They Are Who We Thought They Were

As a long-suffering Chicago Bears fan, one of my favorite sports quotes is from 2006 when Arizona Cardinals coach Dennis Green declared about the Bears: “They are who we thought they were!” in a famous post-game outburst. What Green meant was that the Bears’ inept offense that game was exactly what he expected to see based on a previous meeting between the two teams in the preseason. The Cardinals’ defense was well-prepared based on what they had seen before and held the Bears’ offense to only three points (but they still lost, thus the outburst). 

I love this quote for two reasons: First, it reminds me of one of the few memorable Bears victories in the last 20 years. But more importantly, Dennis Green made a basic, but important point that applies more broadly to life and business. If you simply observe how people act, they’ll tell you a lot about how they’re likely to behave in the future: it’s usually not too different.

Even though founders and investors should put their best foot forward during the initial courtship and diligence process, we see many different behaviors. And almost always, we see those behaviors persist on both sides post-investment. When an investor is slow to respond and make decisions, they almost undoubtedly follow the same cadence in everything they do and will be a source of perpetual frustration for the founder. When a founder is slow or disorganized in pulling together answers to data requests, this almost always will remain a weakness going forward. 

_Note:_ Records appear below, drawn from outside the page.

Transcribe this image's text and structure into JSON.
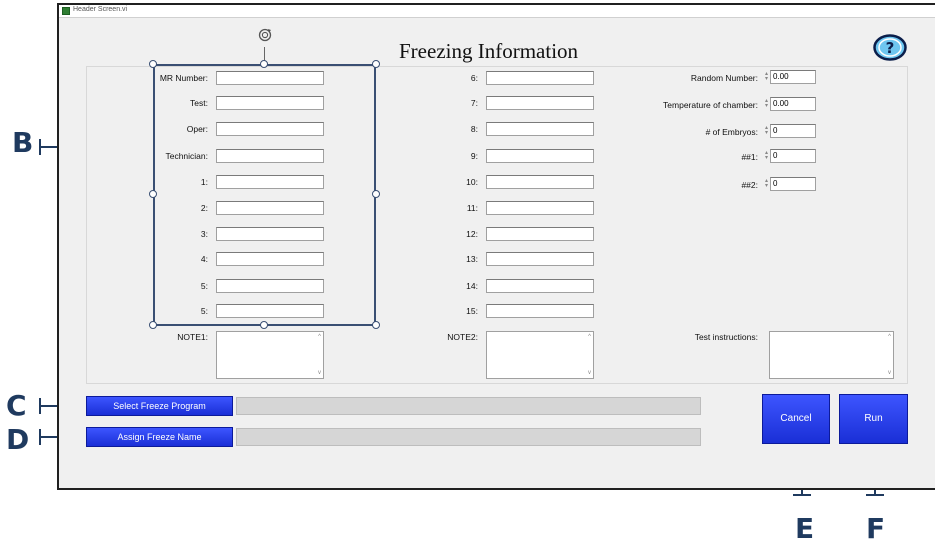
{
  "window": {
    "title": "Header Screen.vi"
  },
  "header": {
    "title": "Freezing Information"
  },
  "left_fields": [
    {
      "label": "MR Number:",
      "value": ""
    },
    {
      "label": "Test:",
      "value": ""
    },
    {
      "label": "Oper:",
      "value": ""
    },
    {
      "label": "Technician:",
      "value": ""
    },
    {
      "label": "1:",
      "value": ""
    },
    {
      "label": "2:",
      "value": ""
    },
    {
      "label": "3:",
      "value": ""
    },
    {
      "label": "4:",
      "value": ""
    },
    {
      "label": "5:",
      "value": ""
    },
    {
      "label": "5:",
      "value": ""
    }
  ],
  "middle_fields": [
    {
      "label": "6:",
      "value": ""
    },
    {
      "label": "7:",
      "value": ""
    },
    {
      "label": "8:",
      "value": ""
    },
    {
      "label": "9:",
      "value": ""
    },
    {
      "label": "10:",
      "value": ""
    },
    {
      "label": "11:",
      "value": ""
    },
    {
      "label": "12:",
      "value": ""
    },
    {
      "label": "13:",
      "value": ""
    },
    {
      "label": "14:",
      "value": ""
    },
    {
      "label": "15:",
      "value": ""
    }
  ],
  "numeric_fields": [
    {
      "label": "Random Number:",
      "value": "0.00"
    },
    {
      "label": "Temperature of chamber:",
      "value": "0.00"
    },
    {
      "label": "# of Embryos:",
      "value": "0"
    },
    {
      "label": "##1:",
      "value": "0"
    },
    {
      "label": "##2:",
      "value": "0"
    }
  ],
  "notes": {
    "note1_label": "NOTE1:",
    "note2_label": "NOTE2:",
    "instructions_label": "Test instructions:"
  },
  "buttons": {
    "select_program": "Select Freeze Program",
    "assign_name": "Assign Freeze Name",
    "cancel": "Cancel",
    "run": "Run"
  },
  "callouts": [
    "B",
    "C",
    "D",
    "E",
    "F"
  ],
  "colors": {
    "button_blue": "#2a3ff0",
    "annotation": "#1f3a5f",
    "selection": "#3a4f73"
  }
}
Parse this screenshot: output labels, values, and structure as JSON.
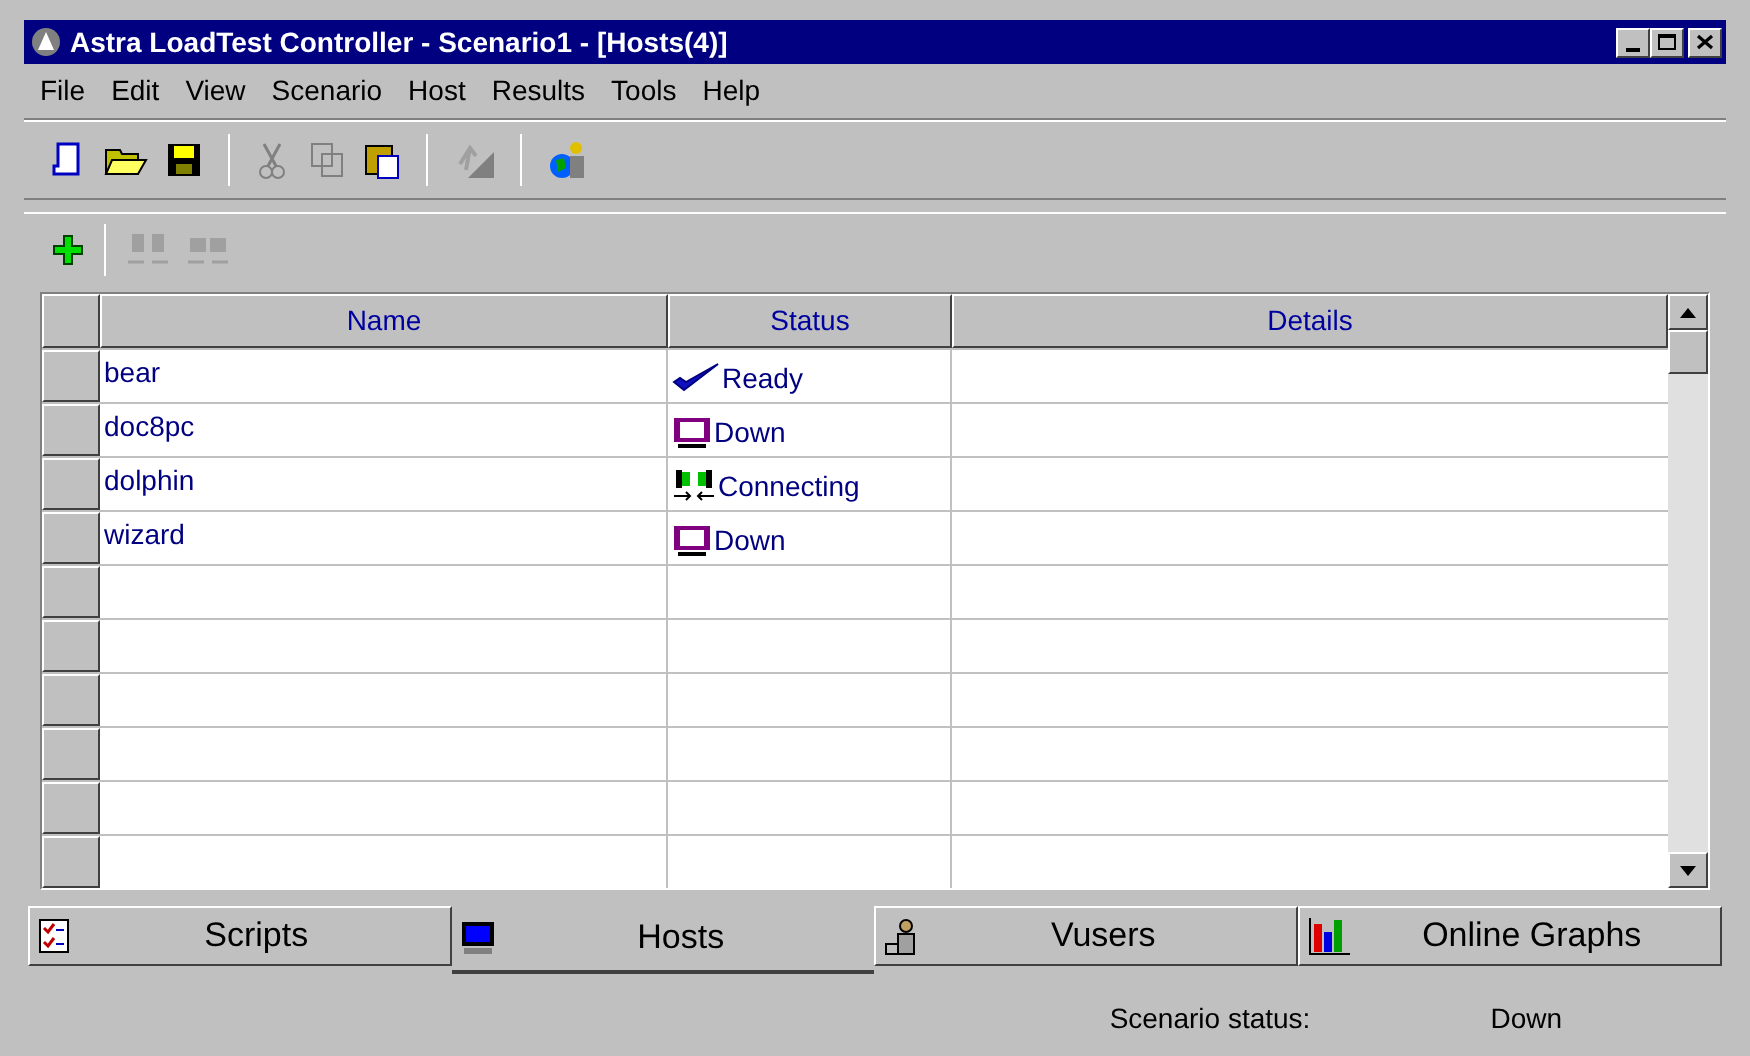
{
  "window": {
    "title": "Astra LoadTest Controller - Scenario1 - [Hosts(4)]"
  },
  "menu": [
    "File",
    "Edit",
    "View",
    "Scenario",
    "Host",
    "Results",
    "Tools",
    "Help"
  ],
  "table": {
    "columns": [
      "Name",
      "Status",
      "Details"
    ],
    "rows": [
      {
        "name": "bear",
        "status": {
          "kind": "ready",
          "label": "Ready"
        }
      },
      {
        "name": "doc8pc",
        "status": {
          "kind": "down",
          "label": "Down"
        }
      },
      {
        "name": "dolphin",
        "status": {
          "kind": "connecting",
          "label": "Connecting"
        }
      },
      {
        "name": "wizard",
        "status": {
          "kind": "down",
          "label": "Down"
        }
      }
    ]
  },
  "tabs": [
    {
      "label": "Scripts",
      "selected": false,
      "kind": "scripts"
    },
    {
      "label": "Hosts",
      "selected": true,
      "kind": "hosts"
    },
    {
      "label": "Vusers",
      "selected": false,
      "kind": "vusers"
    },
    {
      "label": "Online Graphs",
      "selected": false,
      "kind": "graphs"
    }
  ],
  "status_bar": {
    "label": "Scenario status:",
    "value": "Down"
  }
}
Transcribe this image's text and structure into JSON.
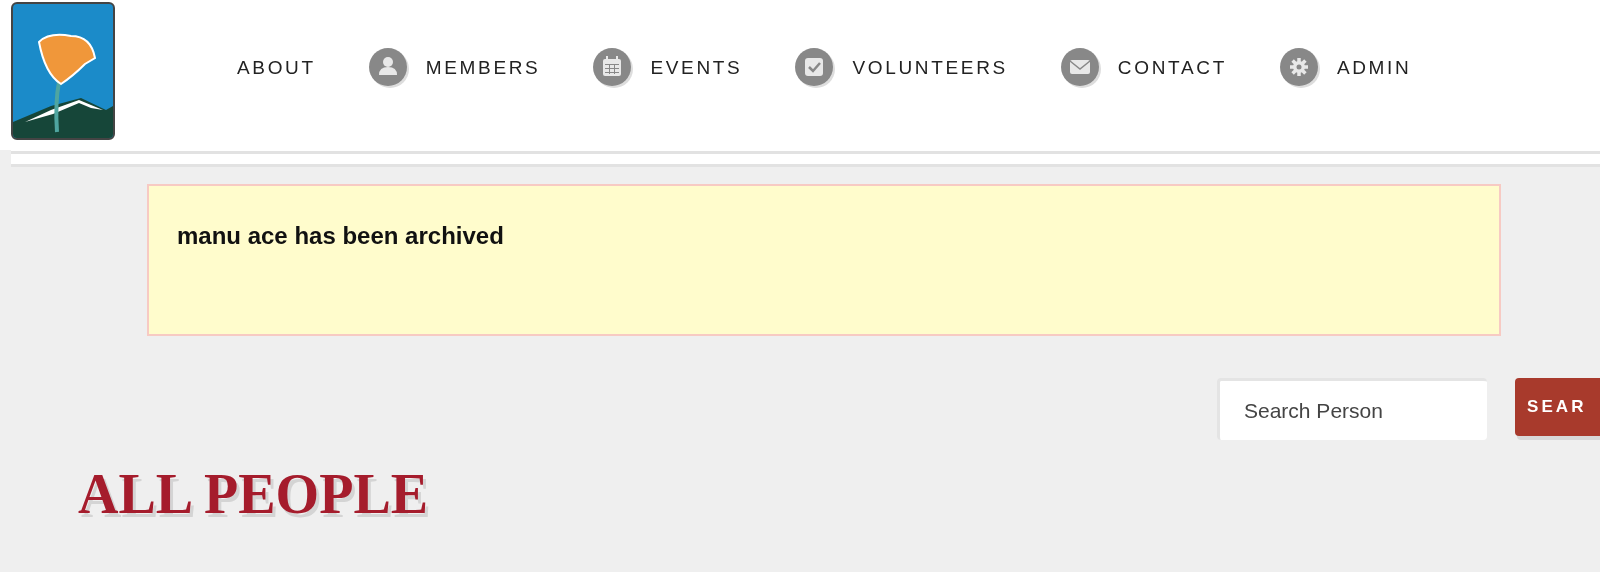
{
  "nav": [
    {
      "label": "ABOUT",
      "kind": "plain"
    },
    {
      "label": "MEMBERS",
      "kind": "icon"
    },
    {
      "label": "EVENTS",
      "kind": "icon"
    },
    {
      "label": "VOLUNTEERS",
      "kind": "icon"
    },
    {
      "label": "CONTACT",
      "kind": "icon"
    },
    {
      "label": "ADMIN",
      "kind": "icon"
    }
  ],
  "alert": {
    "message": "manu ace has been archived"
  },
  "search": {
    "placeholder": "Search Person",
    "button": "SEAR"
  },
  "heading": "ALL PEOPLE"
}
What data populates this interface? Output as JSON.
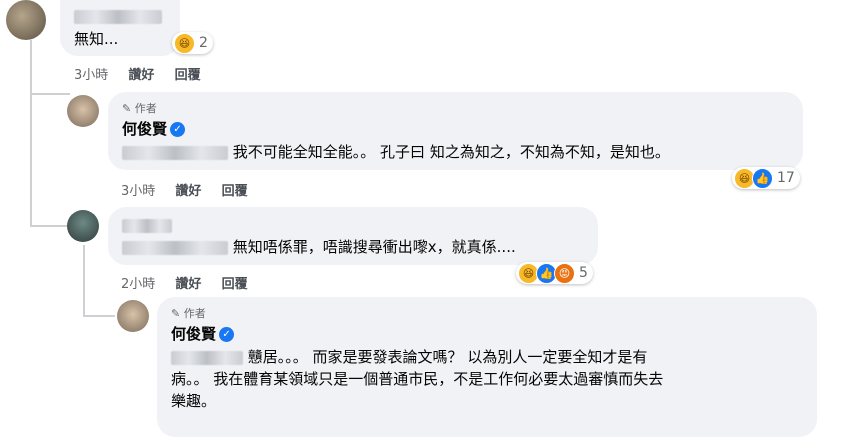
{
  "comments": [
    {
      "text": "無知...",
      "reaction_count": "2",
      "time": "3小時",
      "like_label": "讚好",
      "reply_label": "回覆"
    },
    {
      "author_badge": "作者",
      "name": "何俊賢",
      "text": "我不可能全知全能。。 孔子曰 知之為知之，不知為不知，是知也。",
      "reaction_count": "17",
      "time": "3小時",
      "like_label": "讚好",
      "reply_label": "回覆"
    },
    {
      "text": "無知唔係罪，唔識搜尋衝出嚟x，就真係....",
      "reaction_count": "5",
      "time": "2小時",
      "like_label": "讚好",
      "reply_label": "回覆"
    },
    {
      "author_badge": "作者",
      "name": "何俊賢",
      "text_line1": "戇居。。。 而家是要發表論文嗎？ 以為別人一定要全知才是有",
      "text_line2": "病。。 我在體育某領域只是一個普通市民，不是工作何必要太過審慎而失去",
      "text_line3": "樂趣。"
    }
  ],
  "icons": {
    "author_badge": "pencil-icon",
    "verified": "verified-badge-icon",
    "reactions": [
      "haha-reaction",
      "like-reaction",
      "angry-reaction"
    ]
  },
  "colors": {
    "bubble": "#f0f2f5",
    "like_blue": "#1877f2",
    "haha_yellow": "#f7b928",
    "angry_orange": "#e9710f",
    "meta_gray": "#65676b"
  }
}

Again, this is a pretty basic point, but it’s one that I see founders and investors (ourselves included) regularly forget during the excitement of pursuing and closing a deal. “This founder will be coachable,” is a common refrain from investors excited about a business opportunity but annoyed about a founder’s attributes. “Once I get their check, it won’t be that big of a deal,” we hear founders say about VCs in their eagerness to get money in the door. Inevitably though, this type of thinking almost always leads to long-term aggravation and regret. Nearly twenty years later, Dennis Green’s admonition rings as true as ever – “They are who we thought they were!” And Go Bears!